▸ **What needs to be done**
A faithful copy of the whole listing is required.

▸ **Provided material**
↓

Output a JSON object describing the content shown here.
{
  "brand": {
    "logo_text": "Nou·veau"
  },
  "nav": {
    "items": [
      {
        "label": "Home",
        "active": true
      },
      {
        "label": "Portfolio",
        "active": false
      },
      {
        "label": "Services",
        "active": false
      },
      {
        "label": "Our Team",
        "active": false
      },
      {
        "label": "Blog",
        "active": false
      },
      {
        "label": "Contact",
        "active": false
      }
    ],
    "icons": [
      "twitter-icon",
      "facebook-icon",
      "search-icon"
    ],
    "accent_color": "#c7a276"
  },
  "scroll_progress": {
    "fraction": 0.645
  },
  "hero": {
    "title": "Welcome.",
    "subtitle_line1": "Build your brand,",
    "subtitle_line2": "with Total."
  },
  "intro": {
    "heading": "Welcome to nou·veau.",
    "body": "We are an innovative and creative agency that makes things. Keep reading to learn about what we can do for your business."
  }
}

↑

▸ **Answer space**
Output a JSON object describing the content shown here.
{
  "brand": {
    "logo_text": "Nou·veau"
  },
  "nav": {
    "items": [
      {
        "label": "Home",
        "active": true
      },
      {
        "label": "Portfolio",
        "active": false
      },
      {
        "label": "Services",
        "active": false
      },
      {
        "label": "Our Team",
        "active": false
      },
      {
        "label": "Blog",
        "active": false
      },
      {
        "label": "Contact",
        "active": false
      }
    ],
    "icons": [
      "twitter-icon",
      "facebook-icon",
      "search-icon"
    ],
    "accent_color": "#c7a276"
  },
  "scroll_progress": {
    "fraction": 0.645
  },
  "hero": {
    "title": "Welcome.",
    "subtitle_line1": "Build your brand,",
    "subtitle_line2": "with Total."
  },
  "intro": {
    "heading": "Welcome to nou·veau.",
    "body": "We are an innovative and creative agency that makes things. Keep reading to learn about what we can do for your business."
  }
}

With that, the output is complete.